17.1 C
Delhi
Friday, December 9, 2022

Climate Activists Appear in U.K. Court After Soup Thrown at Van Gogh Picture in National Gallery

LONDON — Three climate activists appeared in a London court on Saturday on charges of criminal damage after protests including throwing soup over Vincent van Gogh’s “Sunflowers” painting in the National Gallery.

Two women, age 20 and 21, were charged in relation to the soup-throwing protest on Friday, while a third was charged over paint sprayed on a rotating sign at the Metropolitan Police’s headquarters in central London. The three women pleaded not guilty to criminal damage at Westminster Magistrates’ Court during two brief hearings Saturday.

Demonstrators from climate change protest groups Extinction Rebellion and Just Stop Oil, which wants the U.K. government to halt new oil and gas projects, staged a series of protests in London on Friday.
[time-brightcove not-tgx=”true”]

ADVERTISEMENT

Just Stop Oil said activists dumped two cans of tomato soup over the Van Gogh oil painting, one of the Dutch artist’s most iconic works. The two protesters also glued themselves to the gallery wall.

Prosecutor Ola Oyedepo said the pair didn’t harm the oil painting, which was covered by a glass protective case, but damage was caused to the frame.

The painting, one of several versions of “Sunflowers” that Van Gogh painted in the late 1880s, was cleaned and returned to its place in the National Gallery on Friday afternoon.

District judge Tan Irkam released the women on bail on condition that they don’t have paint or adhesive substances on them in a public place.

ADVERTISEMENT

Police said they made some 28 arrests in relation to Friday’s protests, and 25 others were bailed pending further investigation.

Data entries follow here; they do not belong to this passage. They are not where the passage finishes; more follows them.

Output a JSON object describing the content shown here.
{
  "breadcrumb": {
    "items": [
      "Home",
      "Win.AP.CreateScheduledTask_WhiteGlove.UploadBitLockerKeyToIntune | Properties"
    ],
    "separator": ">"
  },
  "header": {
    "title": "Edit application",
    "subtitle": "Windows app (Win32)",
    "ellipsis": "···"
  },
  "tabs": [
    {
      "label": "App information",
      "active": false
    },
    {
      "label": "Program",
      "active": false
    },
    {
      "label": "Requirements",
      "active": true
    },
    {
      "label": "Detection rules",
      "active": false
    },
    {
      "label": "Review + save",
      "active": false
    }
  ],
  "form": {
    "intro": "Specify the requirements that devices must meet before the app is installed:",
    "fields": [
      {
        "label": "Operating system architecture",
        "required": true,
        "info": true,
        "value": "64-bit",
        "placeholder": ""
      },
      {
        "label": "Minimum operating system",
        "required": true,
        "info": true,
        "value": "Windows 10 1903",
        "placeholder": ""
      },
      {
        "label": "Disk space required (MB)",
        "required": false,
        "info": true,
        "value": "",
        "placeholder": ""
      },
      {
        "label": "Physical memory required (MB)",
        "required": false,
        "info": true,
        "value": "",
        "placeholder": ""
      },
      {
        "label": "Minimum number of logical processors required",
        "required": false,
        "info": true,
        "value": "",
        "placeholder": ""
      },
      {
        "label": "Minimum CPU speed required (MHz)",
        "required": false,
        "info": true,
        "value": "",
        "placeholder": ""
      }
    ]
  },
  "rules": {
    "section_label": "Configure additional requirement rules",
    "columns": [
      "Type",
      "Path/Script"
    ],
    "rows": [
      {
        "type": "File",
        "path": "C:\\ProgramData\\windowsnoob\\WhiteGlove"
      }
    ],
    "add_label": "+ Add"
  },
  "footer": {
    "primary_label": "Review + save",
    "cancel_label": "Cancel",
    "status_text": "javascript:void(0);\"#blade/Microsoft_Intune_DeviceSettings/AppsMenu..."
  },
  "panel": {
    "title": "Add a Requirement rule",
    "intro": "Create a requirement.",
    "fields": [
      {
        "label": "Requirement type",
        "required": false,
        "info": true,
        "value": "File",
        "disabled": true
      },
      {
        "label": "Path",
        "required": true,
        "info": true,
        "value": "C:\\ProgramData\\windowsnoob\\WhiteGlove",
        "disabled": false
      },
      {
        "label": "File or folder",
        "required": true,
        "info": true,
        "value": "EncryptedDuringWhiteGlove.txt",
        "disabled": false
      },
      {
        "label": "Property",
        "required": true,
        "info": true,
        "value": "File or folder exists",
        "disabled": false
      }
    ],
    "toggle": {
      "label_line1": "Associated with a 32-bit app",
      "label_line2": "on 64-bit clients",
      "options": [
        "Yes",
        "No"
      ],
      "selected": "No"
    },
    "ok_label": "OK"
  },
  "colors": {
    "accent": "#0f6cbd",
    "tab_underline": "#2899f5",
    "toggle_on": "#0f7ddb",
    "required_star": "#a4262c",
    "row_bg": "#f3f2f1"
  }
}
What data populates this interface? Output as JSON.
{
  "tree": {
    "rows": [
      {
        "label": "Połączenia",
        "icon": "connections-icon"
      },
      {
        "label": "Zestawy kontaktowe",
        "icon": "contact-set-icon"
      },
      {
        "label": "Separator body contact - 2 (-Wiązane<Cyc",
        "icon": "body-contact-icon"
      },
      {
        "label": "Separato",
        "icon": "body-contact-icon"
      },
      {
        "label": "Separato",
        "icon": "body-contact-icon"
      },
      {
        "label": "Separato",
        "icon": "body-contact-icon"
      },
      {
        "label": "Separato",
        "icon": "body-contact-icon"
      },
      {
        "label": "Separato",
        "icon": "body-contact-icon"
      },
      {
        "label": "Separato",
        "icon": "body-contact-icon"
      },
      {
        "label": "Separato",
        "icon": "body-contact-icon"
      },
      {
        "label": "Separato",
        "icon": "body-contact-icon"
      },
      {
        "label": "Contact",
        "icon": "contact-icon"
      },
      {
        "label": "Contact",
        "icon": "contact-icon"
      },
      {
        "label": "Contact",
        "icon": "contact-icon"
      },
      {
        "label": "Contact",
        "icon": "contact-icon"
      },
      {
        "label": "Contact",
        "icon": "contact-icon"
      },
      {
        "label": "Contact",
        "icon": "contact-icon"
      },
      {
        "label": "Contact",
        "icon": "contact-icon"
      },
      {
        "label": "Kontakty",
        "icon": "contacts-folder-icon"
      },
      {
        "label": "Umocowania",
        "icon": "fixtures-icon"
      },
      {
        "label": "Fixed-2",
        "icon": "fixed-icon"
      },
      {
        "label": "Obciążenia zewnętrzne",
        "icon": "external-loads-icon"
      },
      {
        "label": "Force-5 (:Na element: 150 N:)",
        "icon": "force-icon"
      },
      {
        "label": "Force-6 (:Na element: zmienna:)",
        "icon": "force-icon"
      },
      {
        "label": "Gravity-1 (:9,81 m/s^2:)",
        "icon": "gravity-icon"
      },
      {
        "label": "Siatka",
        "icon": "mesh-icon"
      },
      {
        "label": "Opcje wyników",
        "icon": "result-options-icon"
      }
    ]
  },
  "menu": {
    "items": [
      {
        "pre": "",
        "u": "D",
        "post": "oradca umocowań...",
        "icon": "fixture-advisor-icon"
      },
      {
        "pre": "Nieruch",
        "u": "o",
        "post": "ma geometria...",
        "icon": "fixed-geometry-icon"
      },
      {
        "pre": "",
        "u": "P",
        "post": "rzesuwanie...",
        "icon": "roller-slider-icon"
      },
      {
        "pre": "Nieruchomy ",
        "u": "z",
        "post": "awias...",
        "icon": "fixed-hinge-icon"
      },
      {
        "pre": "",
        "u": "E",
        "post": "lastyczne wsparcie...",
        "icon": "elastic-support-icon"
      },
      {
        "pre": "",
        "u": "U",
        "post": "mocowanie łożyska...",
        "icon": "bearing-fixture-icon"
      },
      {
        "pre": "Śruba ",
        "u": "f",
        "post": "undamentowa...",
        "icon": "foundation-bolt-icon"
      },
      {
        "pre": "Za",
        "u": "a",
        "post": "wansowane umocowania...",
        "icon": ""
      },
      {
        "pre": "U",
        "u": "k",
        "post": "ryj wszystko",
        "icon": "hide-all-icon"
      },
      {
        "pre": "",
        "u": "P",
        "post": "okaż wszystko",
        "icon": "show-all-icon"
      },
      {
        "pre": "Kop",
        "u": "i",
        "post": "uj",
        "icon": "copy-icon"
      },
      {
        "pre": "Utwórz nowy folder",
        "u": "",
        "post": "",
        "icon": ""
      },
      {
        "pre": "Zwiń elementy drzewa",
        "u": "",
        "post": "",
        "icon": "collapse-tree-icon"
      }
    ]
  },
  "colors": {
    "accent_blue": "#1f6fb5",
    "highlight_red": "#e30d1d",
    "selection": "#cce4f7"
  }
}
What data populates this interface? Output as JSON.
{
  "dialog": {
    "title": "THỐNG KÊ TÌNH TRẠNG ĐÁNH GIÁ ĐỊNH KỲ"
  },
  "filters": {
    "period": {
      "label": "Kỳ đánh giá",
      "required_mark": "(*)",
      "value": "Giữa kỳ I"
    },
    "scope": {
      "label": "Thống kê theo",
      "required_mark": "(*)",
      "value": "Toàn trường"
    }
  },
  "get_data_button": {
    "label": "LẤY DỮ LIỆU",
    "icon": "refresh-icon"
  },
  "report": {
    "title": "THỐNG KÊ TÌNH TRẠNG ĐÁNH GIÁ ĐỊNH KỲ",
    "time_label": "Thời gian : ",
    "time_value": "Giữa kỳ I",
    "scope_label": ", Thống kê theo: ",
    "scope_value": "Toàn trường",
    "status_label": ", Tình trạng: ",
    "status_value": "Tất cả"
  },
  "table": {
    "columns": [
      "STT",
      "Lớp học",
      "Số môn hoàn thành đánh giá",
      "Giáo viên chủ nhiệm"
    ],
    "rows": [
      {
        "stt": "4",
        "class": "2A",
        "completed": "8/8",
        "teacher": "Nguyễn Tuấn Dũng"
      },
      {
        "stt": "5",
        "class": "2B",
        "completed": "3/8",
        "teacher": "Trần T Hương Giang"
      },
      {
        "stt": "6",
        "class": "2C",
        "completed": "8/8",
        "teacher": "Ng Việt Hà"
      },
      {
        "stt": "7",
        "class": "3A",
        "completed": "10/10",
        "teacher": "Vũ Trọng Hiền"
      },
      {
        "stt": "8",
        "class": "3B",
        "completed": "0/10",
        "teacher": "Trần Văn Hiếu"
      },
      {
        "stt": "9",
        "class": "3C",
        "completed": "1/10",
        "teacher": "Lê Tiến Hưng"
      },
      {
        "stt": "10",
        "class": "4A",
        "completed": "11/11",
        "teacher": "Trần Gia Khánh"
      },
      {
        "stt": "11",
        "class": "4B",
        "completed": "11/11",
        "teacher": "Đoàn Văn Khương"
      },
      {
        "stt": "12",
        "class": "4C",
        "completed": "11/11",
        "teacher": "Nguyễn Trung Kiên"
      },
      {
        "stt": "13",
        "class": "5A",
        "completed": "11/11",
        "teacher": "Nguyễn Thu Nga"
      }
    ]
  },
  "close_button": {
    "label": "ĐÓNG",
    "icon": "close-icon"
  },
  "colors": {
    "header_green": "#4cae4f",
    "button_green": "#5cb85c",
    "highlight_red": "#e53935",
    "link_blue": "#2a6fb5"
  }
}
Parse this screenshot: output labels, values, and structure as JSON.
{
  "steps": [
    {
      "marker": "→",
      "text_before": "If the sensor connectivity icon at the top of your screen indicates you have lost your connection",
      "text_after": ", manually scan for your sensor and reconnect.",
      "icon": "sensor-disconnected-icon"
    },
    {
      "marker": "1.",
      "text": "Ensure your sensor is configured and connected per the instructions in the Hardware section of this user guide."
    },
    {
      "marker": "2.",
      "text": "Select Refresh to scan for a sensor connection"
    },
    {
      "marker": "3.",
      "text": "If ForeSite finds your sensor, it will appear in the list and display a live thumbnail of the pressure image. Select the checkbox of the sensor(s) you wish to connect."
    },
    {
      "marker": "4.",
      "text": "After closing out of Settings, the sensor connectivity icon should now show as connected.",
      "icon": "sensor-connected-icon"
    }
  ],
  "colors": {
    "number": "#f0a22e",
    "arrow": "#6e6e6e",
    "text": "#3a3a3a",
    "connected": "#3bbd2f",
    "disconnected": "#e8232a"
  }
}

On Saturday, police arrested a further 26 people after Just Stop Oil protesters blocked a major road in east London. Some demonstrators glued themselves to the road surface.

Just Stop Oil has drawn attention, and criticism, for their disruptive tactics, including targeting artworks in museums. In July, activists glued themselves to the frame of an early copy of Leonardo da Vinci’s “The Last Supper” at London’s Royal Academy of Arts, and to John Constable’s “The Hay Wain” in the National Gallery.

Activists have also blocked bridges and intersections across London during two weeks of protests against the U.K. government’s approach to climate change.

The latest wave of demonstrations came as Prime Minister Liz Truss‘ Conservative government opened a new licensing round for oil and gas operations in the North Sea and reversed a 2019 ban on frackingin England. Environmentalists say the U.K. government was undermining the fight against climate change.

ADVERTISEMENT

from TIME
via Time.com

Support Us

Secured by Paypal

Related Stories

Check out other tags:

Most Popular Articles